■ WHAT IS BEING ASKED: Each line below that includes the word "Forecast" is to be reported.

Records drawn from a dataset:
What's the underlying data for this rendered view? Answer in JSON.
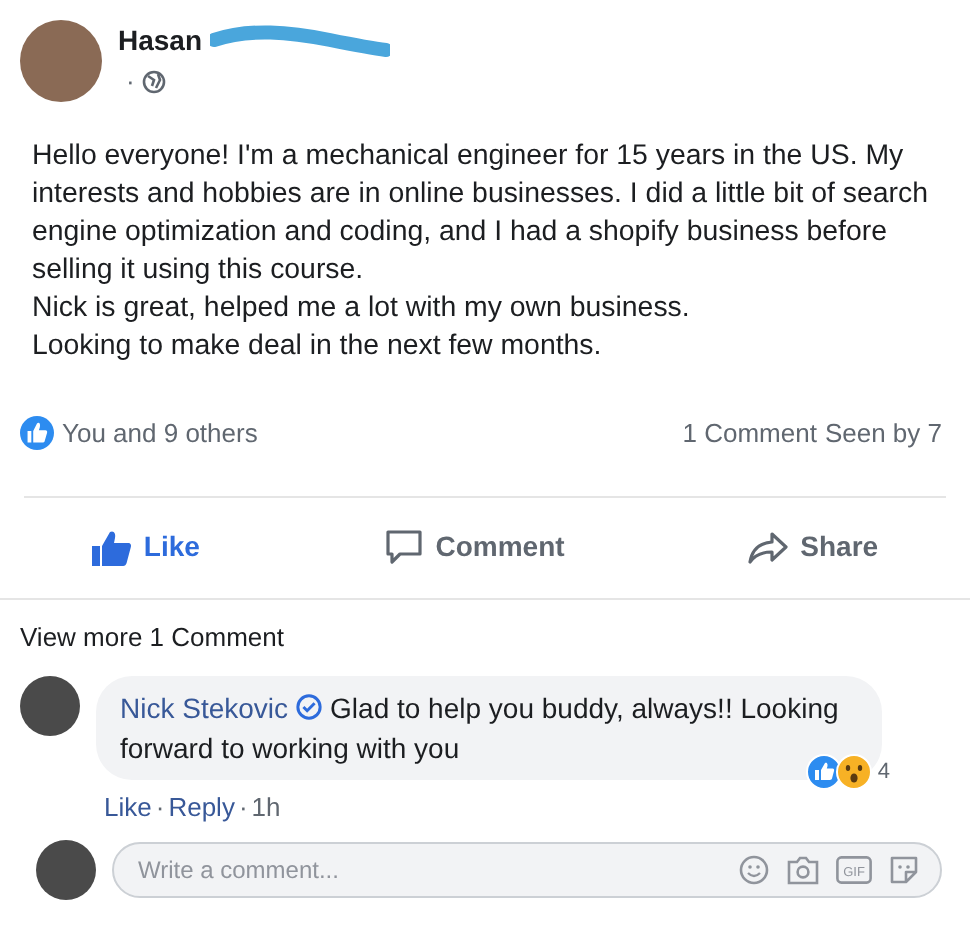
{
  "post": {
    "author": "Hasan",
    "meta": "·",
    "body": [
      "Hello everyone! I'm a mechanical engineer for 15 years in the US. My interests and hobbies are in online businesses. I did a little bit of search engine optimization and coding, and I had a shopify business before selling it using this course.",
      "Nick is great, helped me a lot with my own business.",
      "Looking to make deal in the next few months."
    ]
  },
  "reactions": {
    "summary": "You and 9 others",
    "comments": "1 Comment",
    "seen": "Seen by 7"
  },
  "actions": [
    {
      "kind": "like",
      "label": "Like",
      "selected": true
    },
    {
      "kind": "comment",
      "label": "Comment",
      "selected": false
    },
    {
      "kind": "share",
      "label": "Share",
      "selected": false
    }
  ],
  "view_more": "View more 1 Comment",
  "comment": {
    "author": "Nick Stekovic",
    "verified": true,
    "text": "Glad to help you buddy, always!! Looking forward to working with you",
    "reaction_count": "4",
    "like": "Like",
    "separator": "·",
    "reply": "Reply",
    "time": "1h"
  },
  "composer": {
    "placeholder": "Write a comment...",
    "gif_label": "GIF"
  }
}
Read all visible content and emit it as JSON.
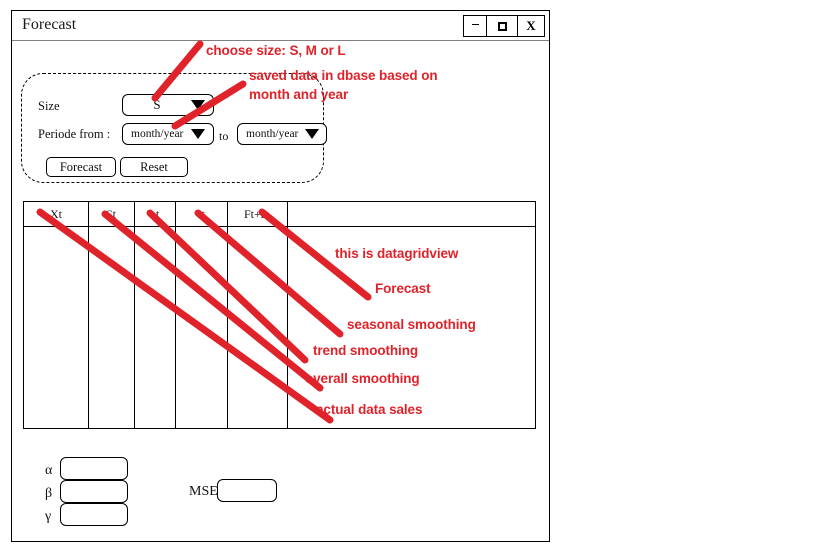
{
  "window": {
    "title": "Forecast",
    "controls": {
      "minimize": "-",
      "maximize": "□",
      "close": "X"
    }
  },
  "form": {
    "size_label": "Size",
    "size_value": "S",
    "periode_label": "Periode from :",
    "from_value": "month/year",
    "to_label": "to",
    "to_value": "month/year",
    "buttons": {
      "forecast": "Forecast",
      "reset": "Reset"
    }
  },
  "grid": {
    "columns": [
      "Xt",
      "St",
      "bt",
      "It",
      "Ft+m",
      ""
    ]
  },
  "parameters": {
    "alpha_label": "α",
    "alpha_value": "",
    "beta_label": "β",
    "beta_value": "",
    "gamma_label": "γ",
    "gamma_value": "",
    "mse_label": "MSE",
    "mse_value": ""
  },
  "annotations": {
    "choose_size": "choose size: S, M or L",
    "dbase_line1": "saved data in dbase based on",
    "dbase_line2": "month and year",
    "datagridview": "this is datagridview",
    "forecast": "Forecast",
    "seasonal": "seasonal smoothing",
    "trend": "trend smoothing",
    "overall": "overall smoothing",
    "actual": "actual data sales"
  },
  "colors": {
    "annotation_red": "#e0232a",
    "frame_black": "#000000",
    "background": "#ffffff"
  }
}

■ OUTPUT FOR THIS EXERCISE:
    "title": "Forecast",
      "forecast": "Forecast",
    "forecast": "Forecast",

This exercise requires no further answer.